New data shows that at Kentucky’s current rate of extremely slow improvement, it will require more than half a century to eliminate the need for remedial math courses for entering college freshmen.
The Kentucky Council on Postsecondary Education (CPE) just issued a new data concerning the actual percentages of 2008 Kentucky high school graduates who immediately required remedial courses upon entering the state’s postsecondary system in the Fall of 2008.
This graph (click on it to enlarge) shows the statewide breakdown of the percentage of recent Kentucky high school graduates who needed to take remedial courses immediately upon college entry. The data is for entering college classes from 2002 to 2008.
Regarding this new data, CPE President Bob King says, “This report shows that we are making progress in the proportion of high school graduates choosing to attend college, and in the levels of readiness of students who enroll in college directly from high school.” However, King also says, “We need to produce even greater improvement, faster.”
Click the “Read more” link to learn more.
First of all, our sharp readers will note that the numbers listed for 2002 to 2006 in the graph above are different from those in previous CPE reports. The CPE explains this is due to changes in the way this data is now collected and analyzed. It should also be noted that these figures do include private/home school as well as public school students.

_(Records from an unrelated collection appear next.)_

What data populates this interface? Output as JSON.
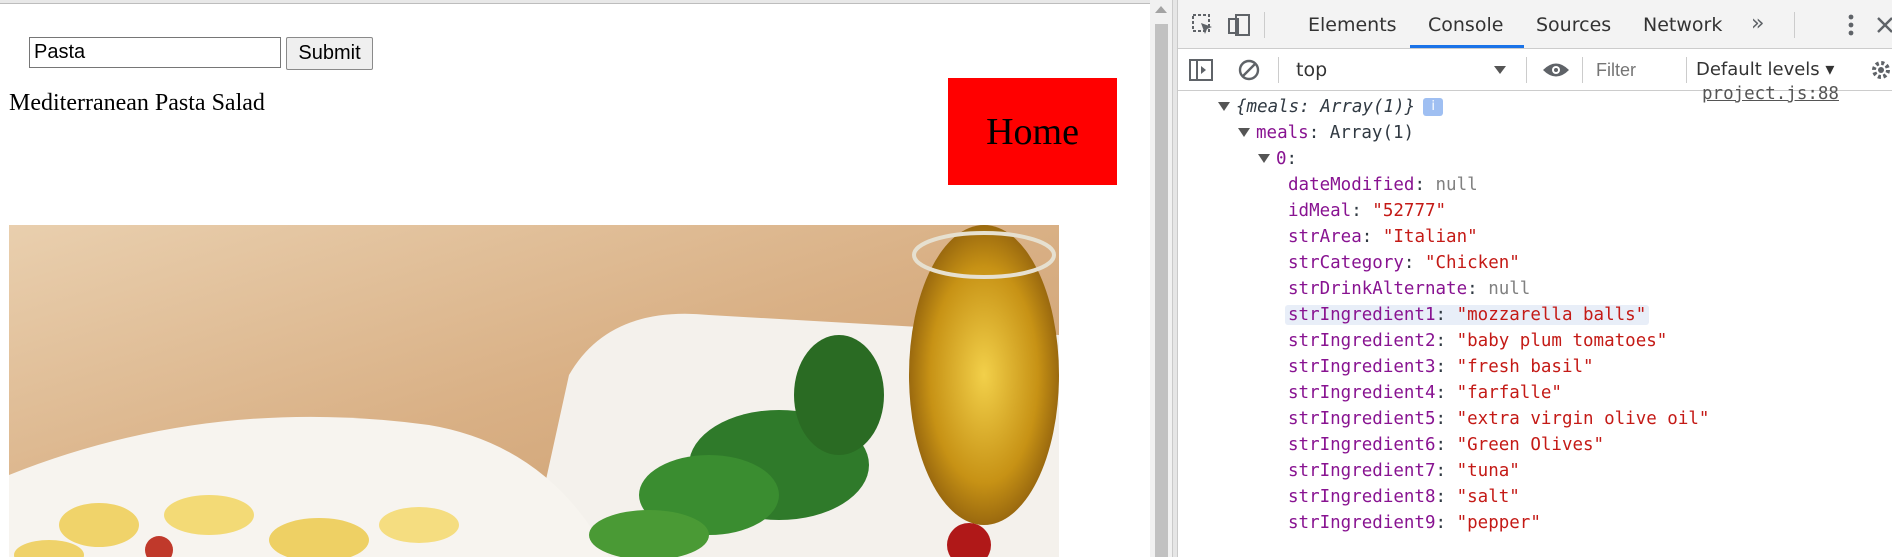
{
  "page": {
    "search": {
      "value": "Pasta"
    },
    "submit_label": "Submit",
    "meal_title": "Mediterranean Pasta Salad",
    "home_label": "Home"
  },
  "devtools": {
    "tabs": [
      {
        "label": "Elements",
        "active": false
      },
      {
        "label": "Console",
        "active": true
      },
      {
        "label": "Sources",
        "active": false
      },
      {
        "label": "Network",
        "active": false
      }
    ],
    "more_tabs_glyph": "»",
    "context": "top",
    "filter_placeholder": "Filter",
    "levels_label": "Default levels ▾",
    "source_link": "project.js:88",
    "colors": {
      "key": "#881391",
      "string": "#c41a16",
      "null": "#808080",
      "accent": "#1a73e8",
      "home_bg": "#ff0000"
    }
  },
  "console": {
    "root_label": "{meals: Array(1)}",
    "info_icon": "i",
    "meals_key": "meals",
    "meals_val": "Array(1)",
    "index_key": "0",
    "fields": [
      {
        "key": "dateModified",
        "value": "null",
        "kind": "null"
      },
      {
        "key": "idMeal",
        "value": "\"52777\"",
        "kind": "string"
      },
      {
        "key": "strArea",
        "value": "\"Italian\"",
        "kind": "string"
      },
      {
        "key": "strCategory",
        "value": "\"Chicken\"",
        "kind": "string"
      },
      {
        "key": "strDrinkAlternate",
        "value": "null",
        "kind": "null"
      },
      {
        "key": "strIngredient1",
        "value": "\"mozzarella balls\"",
        "kind": "string"
      },
      {
        "key": "strIngredient2",
        "value": "\"baby plum tomatoes\"",
        "kind": "string"
      },
      {
        "key": "strIngredient3",
        "value": "\"fresh basil\"",
        "kind": "string"
      },
      {
        "key": "strIngredient4",
        "value": "\"farfalle\"",
        "kind": "string"
      },
      {
        "key": "strIngredient5",
        "value": "\"extra virgin olive oil\"",
        "kind": "string"
      },
      {
        "key": "strIngredient6",
        "value": "\"Green Olives\"",
        "kind": "string"
      },
      {
        "key": "strIngredient7",
        "value": "\"tuna\"",
        "kind": "string"
      },
      {
        "key": "strIngredient8",
        "value": "\"salt\"",
        "kind": "string"
      },
      {
        "key": "strIngredient9",
        "value": "\"pepper\"",
        "kind": "string"
      }
    ]
  }
}
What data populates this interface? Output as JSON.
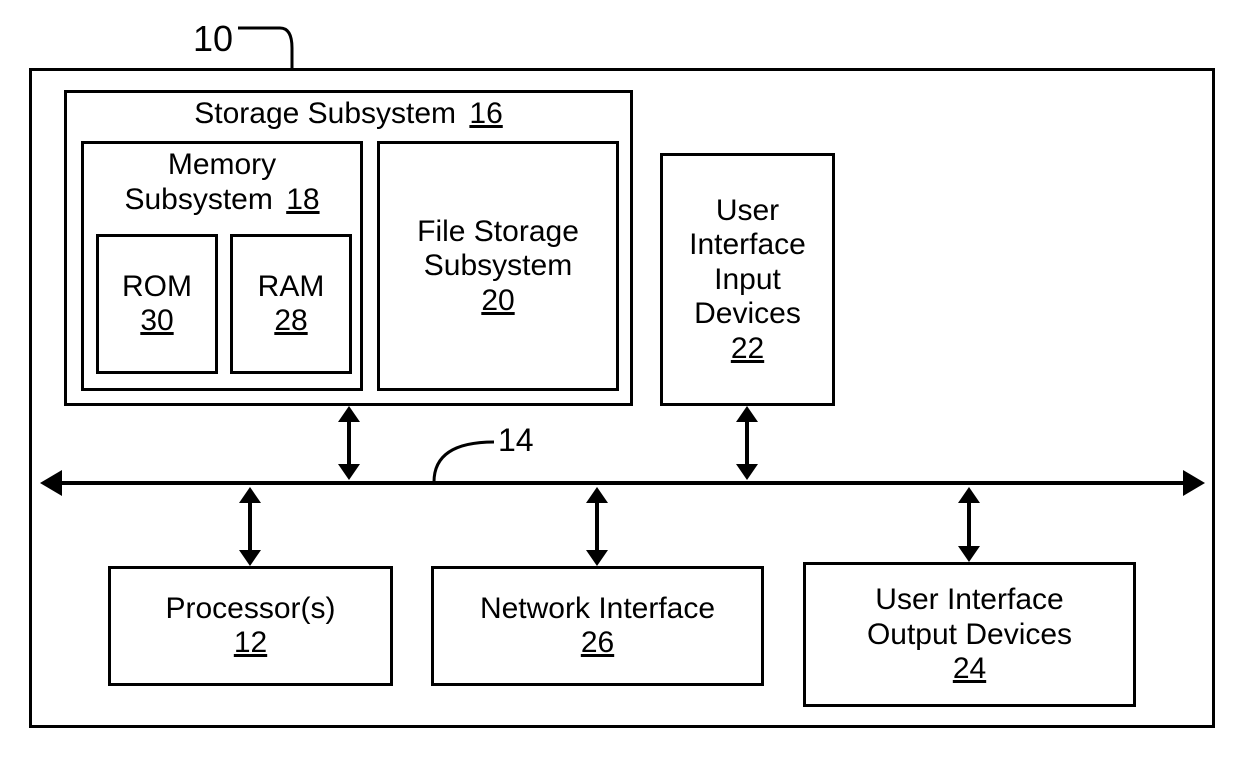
{
  "system": {
    "ref": "10"
  },
  "bus": {
    "ref": "14"
  },
  "storage_subsystem": {
    "label": "Storage Subsystem",
    "ref": "16"
  },
  "memory_subsystem": {
    "label": "Memory Subsystem",
    "ref": "18"
  },
  "rom": {
    "label": "ROM",
    "ref": "30"
  },
  "ram": {
    "label": "RAM",
    "ref": "28"
  },
  "file_storage": {
    "label1": "File Storage",
    "label2": "Subsystem",
    "ref": "20"
  },
  "ui_input": {
    "label1": "User",
    "label2": "Interface",
    "label3": "Input",
    "label4": "Devices",
    "ref": "22"
  },
  "ui_output": {
    "label1": "User Interface",
    "label2": "Output Devices",
    "ref": "24"
  },
  "processor": {
    "label": "Processor(s)",
    "ref": "12"
  },
  "network": {
    "label": "Network Interface",
    "ref": "26"
  }
}
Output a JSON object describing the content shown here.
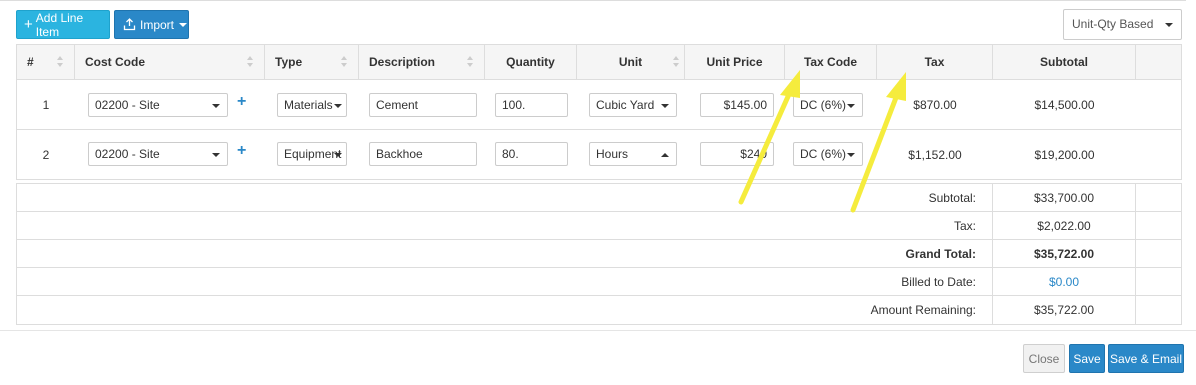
{
  "toolbar": {
    "add_line_item": "Add Line Item",
    "import": "Import",
    "mode_select": "Unit-Qty Based"
  },
  "table": {
    "headers": {
      "num": "#",
      "cost_code": "Cost Code",
      "type": "Type",
      "description": "Description",
      "quantity": "Quantity",
      "unit": "Unit",
      "unit_price": "Unit Price",
      "tax_code": "Tax Code",
      "tax": "Tax",
      "subtotal": "Subtotal"
    },
    "rows": [
      {
        "num": "1",
        "cost_code": "02200 - Site",
        "type": "Materials",
        "description": "Cement",
        "quantity": "100.",
        "unit": "Cubic Yard",
        "unit_price": "$145.00",
        "tax_code": "DC (6%)",
        "tax": "$870.00",
        "subtotal": "$14,500.00"
      },
      {
        "num": "2",
        "cost_code": "02200 - Site",
        "type": "Equipment",
        "description": "Backhoe",
        "quantity": "80.",
        "unit": "Hours",
        "unit_price": "$240",
        "tax_code": "DC (6%)",
        "tax": "$1,152.00",
        "subtotal": "$19,200.00"
      }
    ]
  },
  "totals": {
    "subtotal_label": "Subtotal:",
    "subtotal_value": "$33,700.00",
    "tax_label": "Tax:",
    "tax_value": "$2,022.00",
    "grand_total_label": "Grand Total:",
    "grand_total_value": "$35,722.00",
    "billed_label": "Billed to Date:",
    "billed_value": "$0.00",
    "remaining_label": "Amount Remaining:",
    "remaining_value": "$35,722.00"
  },
  "footer": {
    "close": "Close",
    "save": "Save",
    "save_email": "Save & Email"
  },
  "colors": {
    "primary": "#2a88c8",
    "add_button": "#2bb4e0",
    "annotation_arrow": "#f5ec3d"
  }
}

The good news is that the remedial requirements have dropped, a little, over the six-year period covered by this data.
The bad news, as King points out, is the trend of improvement over time is painfully slow.
I did a regression analysis of the change in the percentage of students needing remedial math courses during the six-year reporting period. I found on average the rate of improvement works out to only 0.515 percentage points per year. At this current, very slow rate of improvement, it would take more than half a century to eliminate the need for college remedial math courses for Kentucky’s high school graduates. Clearly, as King points out, “We need to produce even greater improvement, faster.” A lot faster, given that the Chinese, Indians, South Koreans, Singaporeans etc., are not likely to let us wait that long before they totally overwhelm our economy.
One other note: When the data for the entering college class of 2010 is posted, the CPE will be using tougher standards in math and reading to determine if remedial courses are required. CPE has analyzed current college performance and has found that the existing standards which were used to create the graph above are not tough enough. Thus, while the data graphed above show some improvement, this may not accurately show the true percentages of students that really need help before they tackle regular college courses.
The CPE high school feedback reports are available on line here.
Data used to assemble the graph above came from the “Statewide” link on this web page.
I’ll be doing more analysis of the data, so stay tuned.